I just kind of skimmed this, but it seems interesting and worthwhile.
Wow, just gotta say: installing Inkscape on a Mac is QUITE the adventure, if you’re starting from scratch.
Bomp, bomp, bomp. Another one bites the dust.
[I already retweeted this, but I forgot to add it to my blog.]
[Update: Sigh. Apparently, I did add it to my blog, but, for some reason, I didn’t think I had.]
Noah Smith 🐇 (@Noahpinion) Tweeted:
That answer surprised me. What about AI? Self-driving cars? Robots?
He basically said that none of these things seemed to be working out that well. Self-driving cars had disappointed, AI gains seemed to peter out in most areas after an initial burst of progress…
Can’t believe I never posted this to this blog.
« Every programmer occasionally, when nobody’s home, turns off the lights, pours a glass of scotch, puts on some light German electronica, and opens up a file on their computer. It’s a different file for every programmer. Sometimes they wrote it, sometimes they found it and knew they had to save it. They read over the lines, and weep at their beauty, then the tears turn bitter as they remember the rest of the files and the inevitable collapse of all that is good and true in the world.
This file is Good Code. It has sensible and consistent names for functions and variables. It’s concise. It doesn’t do anything obviously stupid. It has never had to live in the wild, or answer to a sales team. It does exactly one, mundane, specific thing, and it does it well. It was written by a single person, and never touched by another. It reads like poetry written by someone over thirty.»
I am continually impressed with Linux.
That Windows/Lenovo feature that enables you to NOT charge your battery to 100%, in order to extend its total lifetime?
Available in Linux, too.
When an architect dings the new guy’s code review because he didn’t include a change log in a new stored proc because the change log helps support people track changes in the code, then you realize that SQL is king at your organization and will be for a very long time.

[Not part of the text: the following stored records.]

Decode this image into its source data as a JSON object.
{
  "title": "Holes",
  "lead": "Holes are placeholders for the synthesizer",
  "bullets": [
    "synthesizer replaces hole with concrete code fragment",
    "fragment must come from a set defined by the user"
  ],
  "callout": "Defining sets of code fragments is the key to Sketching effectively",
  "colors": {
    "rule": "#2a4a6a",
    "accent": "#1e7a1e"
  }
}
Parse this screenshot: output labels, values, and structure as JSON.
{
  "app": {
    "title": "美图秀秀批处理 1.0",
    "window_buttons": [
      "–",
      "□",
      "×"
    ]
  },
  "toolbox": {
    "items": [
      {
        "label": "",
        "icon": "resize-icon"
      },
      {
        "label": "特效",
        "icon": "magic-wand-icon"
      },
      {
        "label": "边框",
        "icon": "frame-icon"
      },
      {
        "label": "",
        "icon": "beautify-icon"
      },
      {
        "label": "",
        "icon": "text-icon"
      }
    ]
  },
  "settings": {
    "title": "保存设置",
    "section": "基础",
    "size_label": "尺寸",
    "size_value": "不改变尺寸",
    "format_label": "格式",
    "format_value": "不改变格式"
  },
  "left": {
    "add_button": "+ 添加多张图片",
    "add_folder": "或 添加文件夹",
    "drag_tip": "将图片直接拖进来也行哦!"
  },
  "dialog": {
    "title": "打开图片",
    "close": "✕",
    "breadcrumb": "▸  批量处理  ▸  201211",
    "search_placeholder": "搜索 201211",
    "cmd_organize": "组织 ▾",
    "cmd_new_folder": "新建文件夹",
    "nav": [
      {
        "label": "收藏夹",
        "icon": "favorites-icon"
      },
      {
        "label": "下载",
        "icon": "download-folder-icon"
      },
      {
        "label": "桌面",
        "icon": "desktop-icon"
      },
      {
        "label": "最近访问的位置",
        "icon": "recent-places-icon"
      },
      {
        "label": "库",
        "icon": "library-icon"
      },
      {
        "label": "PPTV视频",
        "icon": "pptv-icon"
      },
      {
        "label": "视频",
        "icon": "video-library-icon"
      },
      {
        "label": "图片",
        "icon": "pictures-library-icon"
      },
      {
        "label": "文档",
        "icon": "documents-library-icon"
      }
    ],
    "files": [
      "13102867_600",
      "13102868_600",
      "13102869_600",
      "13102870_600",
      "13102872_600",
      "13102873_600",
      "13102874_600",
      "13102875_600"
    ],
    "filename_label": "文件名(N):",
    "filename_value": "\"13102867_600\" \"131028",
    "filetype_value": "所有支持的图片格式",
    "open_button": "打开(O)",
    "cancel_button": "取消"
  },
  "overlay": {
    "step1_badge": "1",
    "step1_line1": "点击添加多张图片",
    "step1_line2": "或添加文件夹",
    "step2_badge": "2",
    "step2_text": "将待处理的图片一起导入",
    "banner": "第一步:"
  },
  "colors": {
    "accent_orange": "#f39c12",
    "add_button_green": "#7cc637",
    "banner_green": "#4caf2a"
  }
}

The logic will always be in SQL.
The application will always take many trips to the database, because all roads lead to Rome.
No matter what. Object-oriented programming, MVVM (MV*), Agile(tm), functional, whatever. The natural resting position will always be SQL, for all things except the UI.
And possibly even the UI, if we start generating HTML in SQL, which would not surprise me.
This is a VERY interesting (long) read on the significance of the elimination of Windows as a top-level division at Microsoft.
Stratechery (@stratechery) Tweeted:
The End of Windows
The Windows division no longer exists at Microsoft, marking the end to a four-year process of changing Microsoft’s culture.
(Old article found via this recent tweet: https://twitter.com/modestproposal1/status/1068856498753814528?s=20)
Just did my first rename of a branch from “master” to “main”. It was overdue. “Master” is kind of a weird name for a main branch, isn’t it?
(I should just make a shell script for this or something.)
Interesting article with references to TLA+/PlusCal. I really should pick those languages up.
«The first step in modernization is building a team that will be excited about the archaeology. Automation misapplied can double or triple the amount of work needed to produce a functioning application. If your team sees the metawork as something to just get through, they are unlikely to apply automation smartly.»
Defusing COBOL Bombs with Smart Automation